Usually Mr Peterson wore a sweater vest, with a tie underneath. He and his wife sat in the same pew every Sunday, about three rows from the front. It had to be an easy seat to get to, he couldn't move very well or very fast. When I knew Mr. Peterson, his left arm curled into a fist, and he held it close to his body. Sometime in the past, he'd had a stroke. He couldn't talk without a stutter, so he mainly communicated through facial expression, and usually there was a smile on his face. The struggle for Mr Peterson to talk, communicate, move, and interact was real. He also taught me an important lesson on thankfulness every Sunday he met with the church. He taught his lesson over time, and if things distracted you from the lesson, you might let out a snicker, or feel a little embarrassment, but slowly the lesson built. I'm going to share with you a lesson it took me six months, at least to learn.
The first Sunday I remember Mr Peterson in Church, I remember because when he received the cup to take the Lord's Supper, he spoke the word "Hallelujah". As far as I can remember, he said it every week he met with the church.
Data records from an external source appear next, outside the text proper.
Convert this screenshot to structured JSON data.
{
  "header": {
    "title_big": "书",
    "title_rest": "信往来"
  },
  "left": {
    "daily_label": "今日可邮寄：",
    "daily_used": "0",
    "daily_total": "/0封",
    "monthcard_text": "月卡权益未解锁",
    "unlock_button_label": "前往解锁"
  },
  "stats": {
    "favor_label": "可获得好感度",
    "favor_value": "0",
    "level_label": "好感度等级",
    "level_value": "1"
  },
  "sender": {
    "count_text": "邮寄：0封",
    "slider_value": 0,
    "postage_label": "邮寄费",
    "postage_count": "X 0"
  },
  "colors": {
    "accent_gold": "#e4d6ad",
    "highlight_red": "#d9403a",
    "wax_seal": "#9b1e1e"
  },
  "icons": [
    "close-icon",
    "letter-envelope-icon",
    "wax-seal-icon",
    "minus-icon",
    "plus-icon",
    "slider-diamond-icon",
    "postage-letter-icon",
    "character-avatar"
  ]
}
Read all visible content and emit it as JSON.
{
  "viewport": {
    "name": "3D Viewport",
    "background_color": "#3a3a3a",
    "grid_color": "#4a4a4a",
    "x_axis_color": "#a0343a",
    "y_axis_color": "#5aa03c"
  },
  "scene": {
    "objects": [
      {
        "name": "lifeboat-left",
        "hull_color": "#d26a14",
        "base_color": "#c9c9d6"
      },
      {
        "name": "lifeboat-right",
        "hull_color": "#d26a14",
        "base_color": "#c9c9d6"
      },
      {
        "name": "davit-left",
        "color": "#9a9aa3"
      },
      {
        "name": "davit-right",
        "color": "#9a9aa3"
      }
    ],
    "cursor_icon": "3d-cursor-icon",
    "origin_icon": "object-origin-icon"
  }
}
The only time I ever heard him say something clearly and without stuttering was to say "hallelujah" right after taking the cup. He never said it with a hesitation. Sometimes he said it softly, but mostly, his voiced boomed in the silent time that we had after cocmmunion: "Hallelujah".
The word means "Praise God!" It's an expression given both as a command and declarative. "Praise God!" The Psalms especially use the phrase. When Mr Peterson said it, I knew I was learning something, but it took a while to really take. What I learned from him is that a thankful heart always finds a way to turn to God and thank Him for the blood of Christ. Let's read something from Hebrews 13:8-15 together:
8 Jesus Christ is the same yesterday and today and forever. 9 Do not be led away by diverse and strange teachings, for it is good for the heart to be strengthened by grace, not by foods, which have not benefited those devoted to them. 10 We have an altar from which those who serve the tent have no right to eat. 11 For *xlthe bodies of those animals whose blood is brought into the holy places by the high priest as a sacrifice for sin are burned outside the camp. 12 So Jesus also suffered outside the gate in order to sanctify the people through his own blood. 13 Therefore let us go to him outside the camp and bear the reproach he endured. 14 For here we have no lasting city, but we seek the city that is to come. 15 Through him then let us continually offer up a sacrifice of praise to God, that is, the fruit of lips that acknowledge his name.
When we take the cup of communion, we take the same cup that Jesus called his Blood. Together, we come to the place this passage describes. Let's praise God together, and with thankful hearts take the cup, and offer the sacrifice of praise to God. Let our fruitful lips acknowledge the name of Jesus.